Behyad Jafari

Behyad Jafari

Labor committed to cutting the fringe benefits tax and import duty for non-luxury EVs, and co-investing $500m in partnership with the private sector for fast-charging stations.

Coupled with the far lower running costs, the reasons to go electric continue to stack up.

But we can still do better.

In Australia last year, some two per cent of Australians who bought a new car were able to get their hands on an EV. That’s way behind the percentage of new cars sold in some countries overseas that were EVs, which was more like 20 per cent.

It’s not that more Australians don’t want an EV, it’s more the case that not enough of them are delivered here to satisfy our demand.

There is one key fix the new Albanese government needs to make swiftly if it wants to make a big difference: introduce fuel-efficiency standards.

For decades the US, the EU and other jurisdictions have had these standards that do one simple job – make cars cheaper to run by using less fuel. Car companies are punished for making inefficient cars which encourages them to make and sell more efficient, less polluting ones.

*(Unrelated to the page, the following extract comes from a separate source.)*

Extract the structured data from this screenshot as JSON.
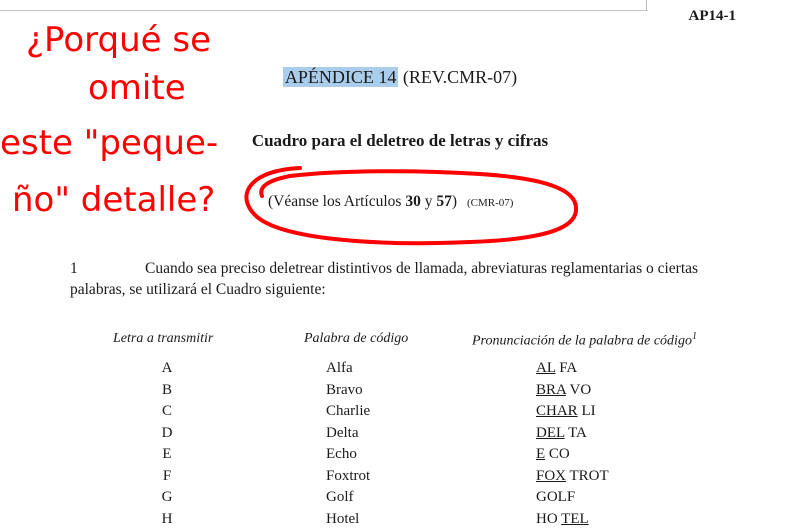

Setting the target makes every car better, but the real value is in making more electric vehicles available to Australians. In the developed world, only two countries have failed to adopt these standards, Australia and Russia, hardly fine company for us to keep.

As a result, Australia isn’t on an even playing field when it comes to getting the latest and best technology in new cars.

When companies look at markets, those with fuel-efficiency standards look appealing, because every EV sold in these markets will help manufacturers avoid a fine. Without that same standard to meet in Australia, we have become a very appealing option for offloading the dirtiest cars. This explains why only a limited number of the EVs available to drivers globally are sold to Australians. It’s not that more and even cheaper EVs don’t exist – it’s that there is insufficient motivation to sell them here.

Managing director of Volkswagen Group Australia, Paul Sansom, has put this plainly: “If we don’t have that legislation in the market, then they’re going to prioritise the markets that have got it, to avoid very significant fines. “Fuel-efficiency legislation changes the game completely, it really does, and it will almost change the game overnight if we can get it.”

The benefits of acting on this quickly are clear. The previous government did its homework on adopting standards in line with those in the US and found that the average car driver would save $500 each year on lower fuel bills, while a ute driver would save even more; around $660 every year.

Where the previous government fell over was actually getting on with implementing the legislation. It would be a boon for Australians struggling with skyrocketing fuel costs to start getting access to cheaper EVs, especially as they flow through to the second-hand market, creating a lower entry price point.

This is our chance to cut fuel bills, not just for six months when an election rolls around, but for good.

Of course, efficiency standards aren’t the be all and end all. There are other important levers the government should pull to encourage clean-vehicle uptake, including consumer incentives.

But for a quick and easy win, fuel-efficiency standards would be an excellent place to start.

Extracted in full from: One simple change to cut fuel bills for good | The Australian